Not so this year. Wanda Backus runs J's Place in Pierce. "I'm really excited," she said. "I've got a special going on to hopefully draw the people so they can get a good meal and keep going. I think it's going to be great for the community, great for the team to have it here."
Backus said with the restrictions the state is imposing, she's offering take-out service only. "I'm a mom-and-pop shop, but I'm trying to get it all ready to go out the door as fast as I can and have it ready to go out to the game.
"I get some business before the game. I don't get a whole lot after," she said. "We had 20 to 25 extra customers for the nights of those previous playoff games. So, it's kind of hit-and-miss."
Caitlin Macke, who manages the Casey's General Store in Pierce, said she listened to the Bluejays’ semifinal victory over St. Paul on the radio. "I was driving home and I had heard that we were going to be hosting the state championship here in Pierce and I was ecstatic," she said. "I couldn't think of a better way for the community to pull together for this."
Macke said the location of her business on the outskirts of Pierce makes it the perfect place for visiting fans to fill up their tanks as well as load up on snacks and drinks for the drive home.
"I could tell there was an expansion in business; it escalated for every playoff game," she said. "The closer they came to the championship, it just seemed like it got more and more busy.

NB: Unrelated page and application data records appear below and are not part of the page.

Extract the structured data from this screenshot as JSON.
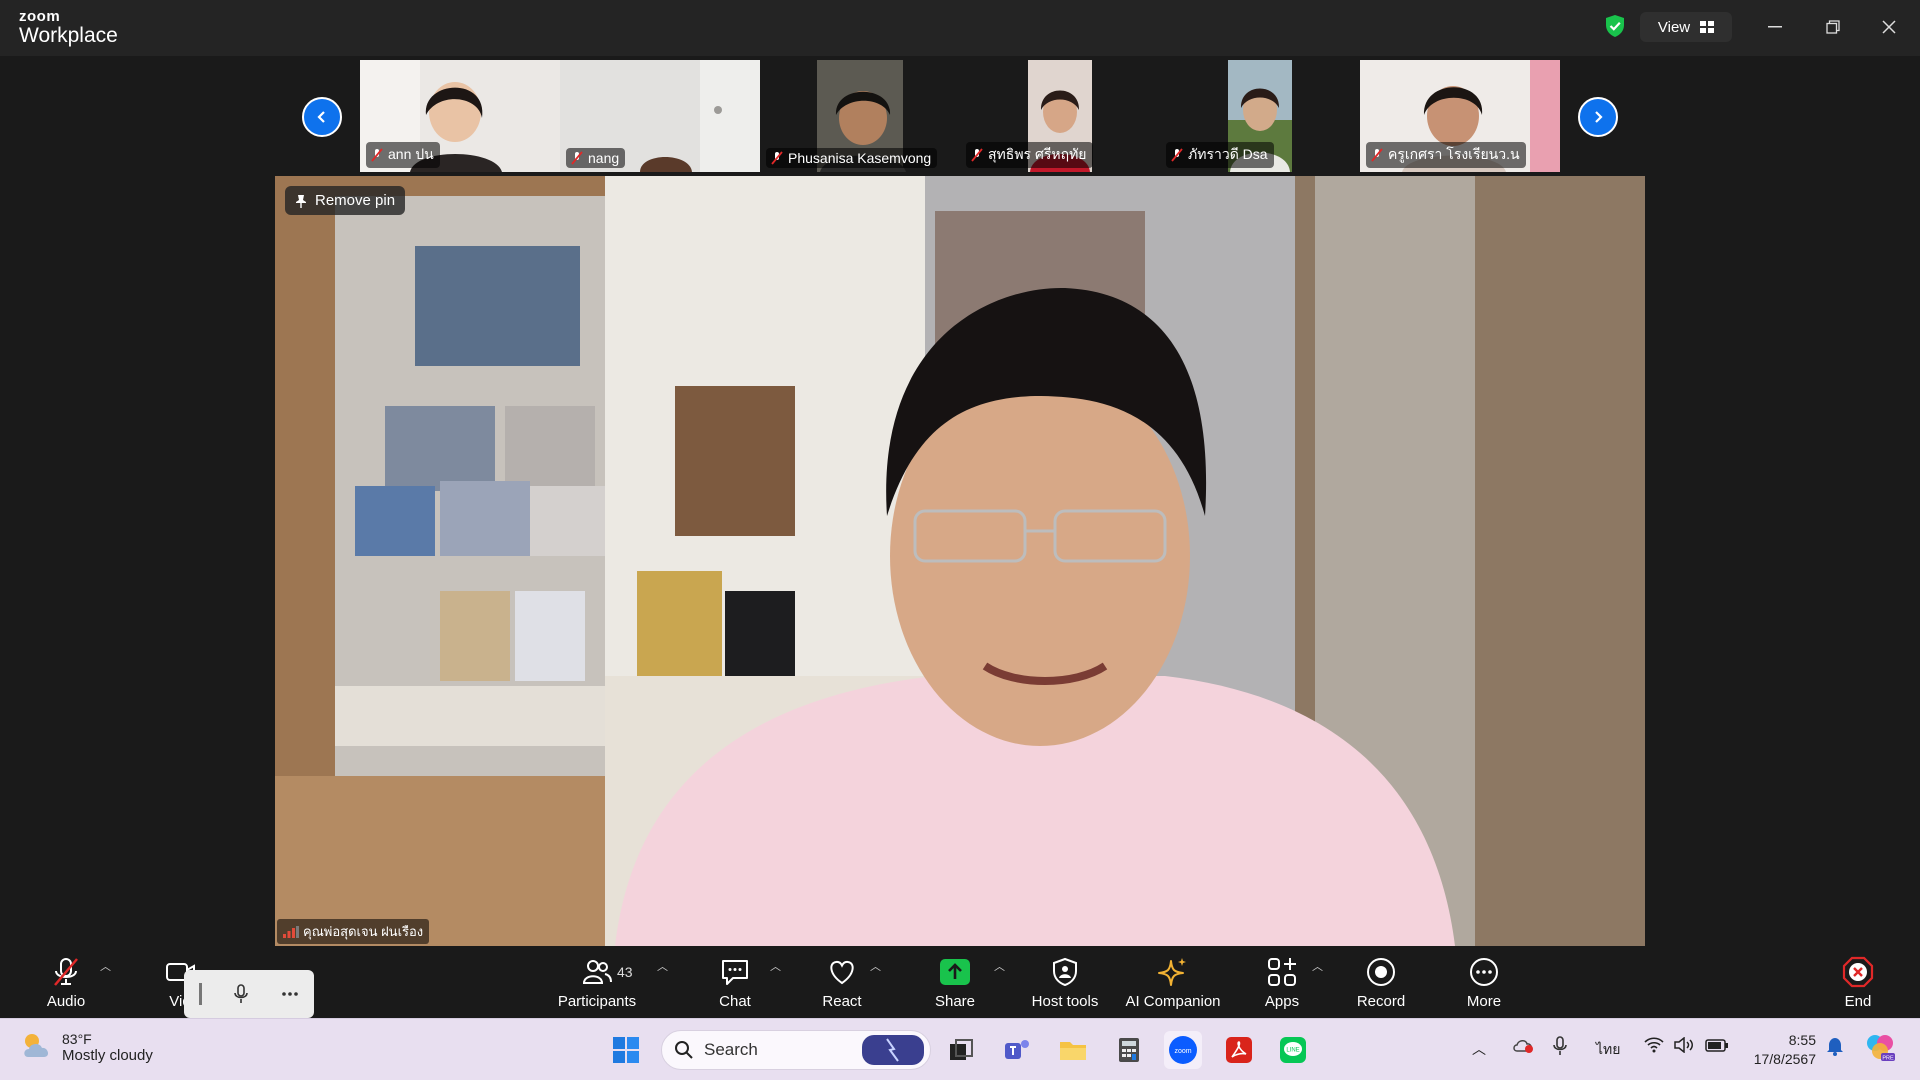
{
  "app": {
    "logo_top": "zoom",
    "logo_bottom": "Workplace",
    "view_label": "View"
  },
  "gallery": {
    "participants": [
      {
        "name": "ann ปน",
        "bg": "#e7e4e1"
      },
      {
        "name": "nang",
        "bg": "#dcdbd9"
      },
      {
        "name": "Phusanisa Kasemvong",
        "bg": "#3a3a36"
      },
      {
        "name": "สุทธิพร ศรีหฤทัย",
        "bg": "#d6c9c2"
      },
      {
        "name": "ภัทราวดี Dsa",
        "bg": "#8aa7b8"
      },
      {
        "name": "ครูเกศรา โรงเรียนว.น",
        "bg": "#efe9e6"
      }
    ]
  },
  "main": {
    "remove_pin_label": "Remove pin",
    "speaker_name": "คุณพ่อสุดเจน ฝนเรือง"
  },
  "toolbar": {
    "audio": "Audio",
    "video": "Vid",
    "participants": "Participants",
    "participant_count": "43",
    "chat": "Chat",
    "react": "React",
    "share": "Share",
    "host_tools": "Host tools",
    "ai_companion": "AI Companion",
    "apps": "Apps",
    "record": "Record",
    "more": "More",
    "end": "End",
    "share_color": "#19c34c",
    "end_color": "#e02828"
  },
  "taskbar": {
    "temperature": "83°F",
    "condition": "Mostly cloudy",
    "search_placeholder": "Search",
    "language": "ไทย",
    "time": "8:55",
    "date": "17/8/2567"
  }
}
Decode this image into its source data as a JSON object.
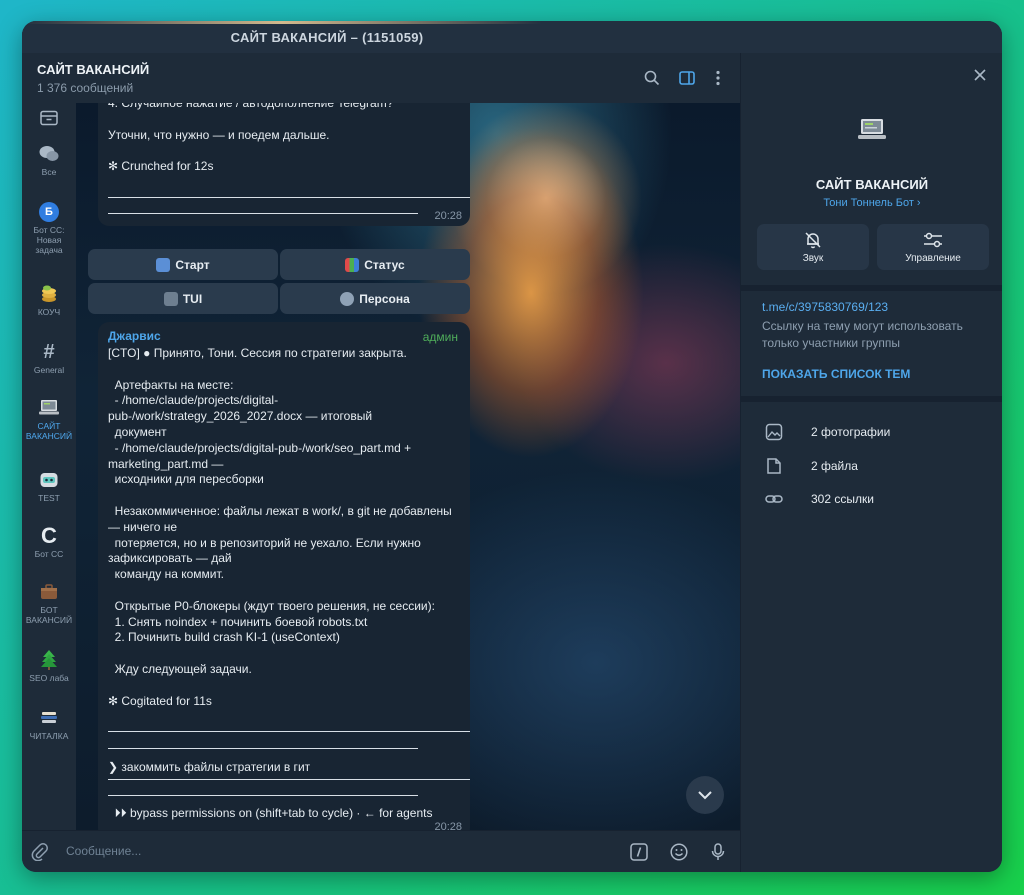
{
  "window": {
    "title": "САЙТ ВАКАНСИЙ – (1151059)"
  },
  "chat_header": {
    "title": "САЙТ ВАКАНСИЙ",
    "subtitle": "1 376 сообщений"
  },
  "sidebar": {
    "items": [
      {
        "label": "",
        "icon": "archive-icon"
      },
      {
        "label": "Все",
        "icon": "chats-icon"
      },
      {
        "label": "Бот CC: Новая задача",
        "icon_text": "Б",
        "icon": "bot-avatar-icon"
      },
      {
        "label": "КОУЧ",
        "icon": "coins-icon"
      },
      {
        "label": "General",
        "icon_text": "#",
        "icon": "hash-icon"
      },
      {
        "label": "САЙТ ВАКАНСИЙ",
        "icon": "laptop-icon"
      },
      {
        "label": "TEST",
        "icon": "robot-icon"
      },
      {
        "label": "Бот CC",
        "icon_text": "C",
        "icon": "c-logo-icon"
      },
      {
        "label": "БОТ ВАКАНСИЙ",
        "icon": "briefcase-icon"
      },
      {
        "label": "SEO лаба",
        "icon": "tree-icon"
      },
      {
        "label": "ЧИТАЛКА",
        "icon": "books-icon"
      }
    ]
  },
  "message1": {
    "lines": [
      "4. Случайное нажатие / автодополнение Telegram?",
      "",
      "Уточни, что нужно — и поедем дальше.",
      "",
      "✻ Crunched for 12s"
    ],
    "time": "20:28"
  },
  "keyboard1": {
    "start": "Старт",
    "status": "Статус",
    "tui": "TUI",
    "persona": "Персона"
  },
  "message2": {
    "sender": "Джарвис",
    "badge": "админ",
    "lines": [
      "[CTO] ● Принято, Тони. Сессия по стратегии закрыта.",
      "",
      "  Артефакты на месте:",
      "  - /home/claude/projects/digital-",
      "pub-/work/strategy_2026_2027.docx — итоговый",
      "  документ",
      "  - /home/claude/projects/digital-pub-/work/seo_part.md +",
      "marketing_part.md —",
      "  исходники для пересборки",
      "",
      "  Незакоммиченное: файлы лежат в work/, в git не добавлены",
      "— ничего не",
      "  потеряется, но и в репозиторий не уехало. Если нужно",
      "зафиксировать — дай",
      "  команду на коммит.",
      "",
      "  Открытые P0-блокеры (ждут твоего решения, не сессии):",
      "  1. Снять noindex + починить боевой robots.txt",
      "  2. Починить build crash KI-1 (useContext)",
      "",
      "  Жду следующей задачи.",
      "",
      "✻ Cogitated for 11s"
    ],
    "prompt": "❯ закоммить файлы стратегии в гит",
    "footer": "  ⏵⏵ bypass permissions on (shift+tab to cycle) · ← for agents",
    "time": "20:28"
  },
  "composer": {
    "placeholder": "Сообщение..."
  },
  "right_panel": {
    "title": "САЙТ ВАКАНСИЙ",
    "subtitle": "Тони Тоннель Бот ›",
    "buttons": {
      "sound": "Звук",
      "manage": "Управление"
    },
    "link": "t.me/c/3975830769/123",
    "link_desc": "Ссылку на тему могут использовать только участники группы",
    "show_topics": "ПОКАЗАТЬ СПИСОК ТЕМ",
    "media": [
      {
        "label": "2 фотографии",
        "icon": "photo-icon"
      },
      {
        "label": "2 файла",
        "icon": "file-icon"
      },
      {
        "label": "302 ссылки",
        "icon": "link-icon"
      }
    ]
  },
  "colors": {
    "accent": "#4ea6ea",
    "admin": "#4fae5a",
    "bubble": "#182533",
    "panel": "#1e2b39"
  }
}
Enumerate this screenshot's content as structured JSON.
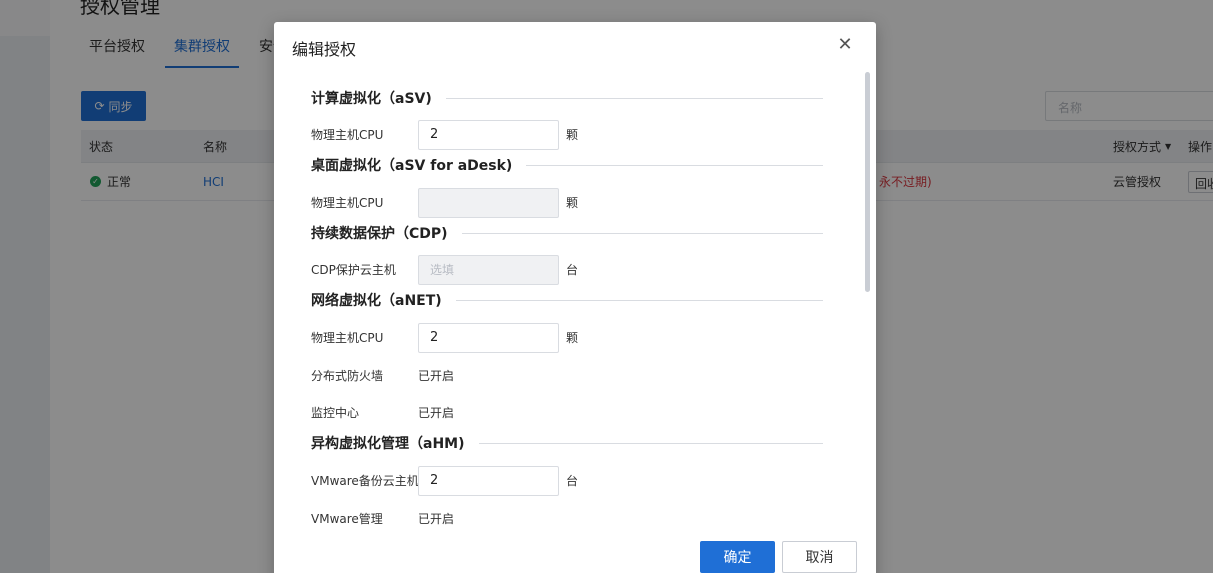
{
  "background": {
    "page_title": "授权管理",
    "tabs": [
      {
        "label": "平台授权",
        "active": false
      },
      {
        "label": "集群授权",
        "active": true
      },
      {
        "label": "安全",
        "active": false
      }
    ],
    "sync_button": "同步",
    "search_placeholder": "名称",
    "table": {
      "headers": [
        "状态",
        "名称",
        "授权方式",
        "操作"
      ],
      "row": {
        "status": "正常",
        "name": "HCI",
        "expiry_suffix": "永不过期)",
        "auth_method": "云管授权",
        "action": "回收"
      }
    }
  },
  "modal": {
    "title": "编辑授权",
    "sections": [
      {
        "title": "计算虚拟化（aSV)",
        "rows": [
          {
            "label": "物理主机CPU",
            "type": "input",
            "value": "2",
            "unit": "颗"
          }
        ]
      },
      {
        "title": "桌面虚拟化（aSV for aDesk)",
        "rows": [
          {
            "label": "物理主机CPU",
            "type": "disabled",
            "value": "",
            "unit": "颗"
          }
        ]
      },
      {
        "title": "持续数据保护（CDP)",
        "rows": [
          {
            "label": "CDP保护云主机",
            "type": "disabled",
            "placeholder": "选填",
            "unit": "台"
          }
        ]
      },
      {
        "title": "网络虚拟化（aNET)",
        "rows": [
          {
            "label": "物理主机CPU",
            "type": "input",
            "value": "2",
            "unit": "颗"
          },
          {
            "label": "分布式防火墙",
            "type": "text",
            "value": "已开启"
          },
          {
            "label": "监控中心",
            "type": "text",
            "value": "已开启"
          }
        ]
      },
      {
        "title": "异构虚拟化管理（aHM)",
        "rows": [
          {
            "label": "VMware备份云主机",
            "type": "input",
            "value": "2",
            "unit": "台"
          },
          {
            "label": "VMware管理",
            "type": "text",
            "value": "已开启"
          }
        ]
      }
    ],
    "confirm_label": "确定",
    "cancel_label": "取消"
  }
}
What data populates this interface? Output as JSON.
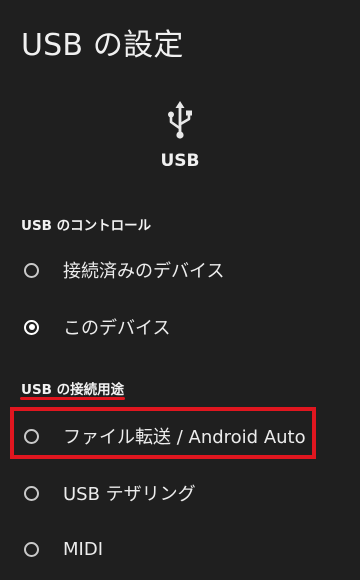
{
  "page": {
    "title": "USB の設定"
  },
  "header_icon": {
    "icon": "usb-icon",
    "label": "USB"
  },
  "usb_control": {
    "header": "USB のコントロール",
    "options": [
      {
        "label": "接続済みのデバイス",
        "selected": false
      },
      {
        "label": "このデバイス",
        "selected": true
      }
    ]
  },
  "usb_purpose": {
    "header": "USB の接続用途",
    "options": [
      {
        "label": "ファイル転送 / Android Auto",
        "selected": false
      },
      {
        "label": "USB テザリング",
        "selected": false
      },
      {
        "label": "MIDI",
        "selected": false
      }
    ]
  },
  "colors": {
    "background": "#1f1f1f",
    "annotation_red": "#e0161f"
  }
}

We've prepared ourselves to the best of our ability. We're ready for a big crowd and to support both teams. "
Like J's Place, Taylor's Bar and Grill offered take-out only. "We expanded our hours to try to accommodate around the time-frame of the game," owner and manager Shane Taylor said.
Of course with the visitors driving to Pierce from the Hastings area, most traveled on Highway 81, so, no doubt, the 13th Street businesses in Norfolk received a big chunk of the business from the visiting fans.
But whether in Norfolk or Pierce, the economic impact should have a positive effect on Northeast Nebraska's economy.